Stress and anxiety, gut issues, and hormones can all be responsible for hair loss. Stress relates to the hormone cortisol which is made by the adrenal glands when they react and adapt to internal and external stressors.
When the body encounters too much stress, cortisol levels increase and become very destructive to its proteins. Your body will start using proteins, such as hair, skin, nails, collagen, and muscles, as fuel for energy supply by breaking them down and using them as sugar.
This is the reason why you may have blood sugar issues if you have too much cortisol.
If your cortisol (an immune function) is too low, you can also have hair loss. It will be similar to alopecia, where patches of hair fall out.
Alopecia is an auto-immune condition in which the body starts attacking its own tissues, primarily hair, causing it to fall out. It can occur if you go through a severe loss or trauma, as it will shock the adrenals, so you then lose your cortisol function.
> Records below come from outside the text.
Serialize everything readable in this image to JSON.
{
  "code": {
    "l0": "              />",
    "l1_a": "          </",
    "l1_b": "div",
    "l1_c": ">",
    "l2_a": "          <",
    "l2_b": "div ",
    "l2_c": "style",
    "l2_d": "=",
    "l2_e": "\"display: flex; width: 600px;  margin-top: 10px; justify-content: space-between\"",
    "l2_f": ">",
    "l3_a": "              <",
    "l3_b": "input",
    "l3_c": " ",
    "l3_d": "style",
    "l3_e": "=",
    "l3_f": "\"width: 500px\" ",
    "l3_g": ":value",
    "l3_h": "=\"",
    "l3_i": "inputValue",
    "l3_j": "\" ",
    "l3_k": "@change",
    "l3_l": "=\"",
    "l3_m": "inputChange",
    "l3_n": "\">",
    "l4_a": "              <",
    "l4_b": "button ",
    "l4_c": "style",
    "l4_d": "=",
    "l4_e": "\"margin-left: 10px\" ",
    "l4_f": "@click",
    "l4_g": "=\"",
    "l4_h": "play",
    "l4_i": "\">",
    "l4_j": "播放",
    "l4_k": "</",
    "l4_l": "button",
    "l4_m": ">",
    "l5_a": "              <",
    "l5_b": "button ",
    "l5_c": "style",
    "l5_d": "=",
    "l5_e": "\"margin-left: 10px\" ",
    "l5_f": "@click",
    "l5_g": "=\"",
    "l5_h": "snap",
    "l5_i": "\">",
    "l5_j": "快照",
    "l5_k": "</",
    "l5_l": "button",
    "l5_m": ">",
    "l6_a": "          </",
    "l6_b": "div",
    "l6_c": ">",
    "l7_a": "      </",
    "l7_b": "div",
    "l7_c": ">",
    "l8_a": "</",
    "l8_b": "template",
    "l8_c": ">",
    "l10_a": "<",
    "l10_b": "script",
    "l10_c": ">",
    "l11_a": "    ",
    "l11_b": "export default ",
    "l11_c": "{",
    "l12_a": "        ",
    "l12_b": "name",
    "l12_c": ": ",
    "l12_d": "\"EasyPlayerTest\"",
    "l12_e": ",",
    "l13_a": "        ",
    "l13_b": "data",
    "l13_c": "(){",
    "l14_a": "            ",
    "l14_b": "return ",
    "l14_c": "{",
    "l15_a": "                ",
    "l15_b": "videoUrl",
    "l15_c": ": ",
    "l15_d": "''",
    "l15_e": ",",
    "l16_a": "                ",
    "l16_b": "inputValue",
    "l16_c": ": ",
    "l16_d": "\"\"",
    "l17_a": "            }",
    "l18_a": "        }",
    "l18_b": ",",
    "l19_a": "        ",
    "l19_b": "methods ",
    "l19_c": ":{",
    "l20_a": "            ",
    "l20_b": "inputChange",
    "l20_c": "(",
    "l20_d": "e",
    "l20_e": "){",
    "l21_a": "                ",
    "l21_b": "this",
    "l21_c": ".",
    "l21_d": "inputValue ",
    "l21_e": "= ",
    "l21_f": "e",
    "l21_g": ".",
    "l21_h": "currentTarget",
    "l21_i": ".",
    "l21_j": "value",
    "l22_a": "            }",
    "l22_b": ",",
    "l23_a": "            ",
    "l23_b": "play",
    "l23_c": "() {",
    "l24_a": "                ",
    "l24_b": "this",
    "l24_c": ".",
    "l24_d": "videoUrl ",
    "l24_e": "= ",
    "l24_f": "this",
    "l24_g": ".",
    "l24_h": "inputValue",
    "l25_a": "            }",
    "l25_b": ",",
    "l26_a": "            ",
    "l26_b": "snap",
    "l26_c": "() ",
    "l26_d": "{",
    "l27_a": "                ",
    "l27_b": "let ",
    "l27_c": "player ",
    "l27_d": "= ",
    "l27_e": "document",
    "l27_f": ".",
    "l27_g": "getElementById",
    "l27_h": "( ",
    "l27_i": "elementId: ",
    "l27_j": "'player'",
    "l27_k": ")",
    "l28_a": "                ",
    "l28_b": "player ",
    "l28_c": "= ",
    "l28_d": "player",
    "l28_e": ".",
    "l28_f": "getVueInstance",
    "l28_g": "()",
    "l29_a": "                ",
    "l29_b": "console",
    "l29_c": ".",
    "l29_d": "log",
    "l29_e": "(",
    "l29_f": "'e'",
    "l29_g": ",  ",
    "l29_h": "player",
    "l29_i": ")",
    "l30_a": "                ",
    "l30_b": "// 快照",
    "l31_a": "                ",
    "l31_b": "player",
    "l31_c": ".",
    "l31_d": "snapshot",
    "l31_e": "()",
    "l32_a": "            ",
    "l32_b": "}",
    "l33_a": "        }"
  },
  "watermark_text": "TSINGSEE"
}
To improve cortisol function, you will need to resolve or improve stress levels, balance cortisol levels, and treat adrenals with supplements.
Hair also needs because stress depletes B vitamins, potassium, and calcium. Another suggestion would be to increase growth hormone levels, which is the opposite of cortisol, and protects proteins.
Growth hormone helps with stress and is anti-ageing, whereas cortisol is ageing and makes your hair fall out. Growth hormone is triggered by sleep, a good amount of protein, and is stimulated when you do intermittent fasting.
When you have a receding hairline, it is often due to having higher levels of androgens (male hormones) or 5-alpha-reductase.
How can you reduce these? By taking zinc, omega 3s, and vitamin D supplementation. To reduce high levels of androgens, you will need to reduce the high levels of insulin in your body. Take the supplementation along with a ketogenic diet and intermittent fasting, as these will minimize insulin levels in your body.
Another reason for hair loss can be nutrition. One of the critical nutrients for hair is biotin, a B vitamin, which also happens to be an essential nutrient for growing and increasing hair health. It is a necessary co-factor to help the enzymes in your gut make proteins from amino acids, which is why it is required to make hair.
B vitamins, including biotin, are also made from the microbes in your gut. When you have taken antibiotics, it decreases the number of friendly bacteria in your gut, creating a microbial imbalance and lessening your B vitamin and Biotin production.
It then also increases the growth of another microbe (Lactobacillus murinus), that cannot make biotin.
Other factors that cause microbial imbalances are GMO foods as they contain glyphosate residue. (In 2010, Monsanto got patents for glyphosate to be classified as an antibiotic). Traces of glyphosate can be found in the water supply, food, vegetables, livestock feeds, soy and corn oils, etc.
The herb horsetail (which is high in natural silica) is another excellent way to produce and maintain healthy hair growth.
The recommendations in this article are not meant to diagnose or treat specific health conditions and are for general information only. Always consult your trusted registered natural health practitioner for your individual situation.
Trudy Kither is a naturopath and owner, Nature’s Temple. Visit naturestemple.net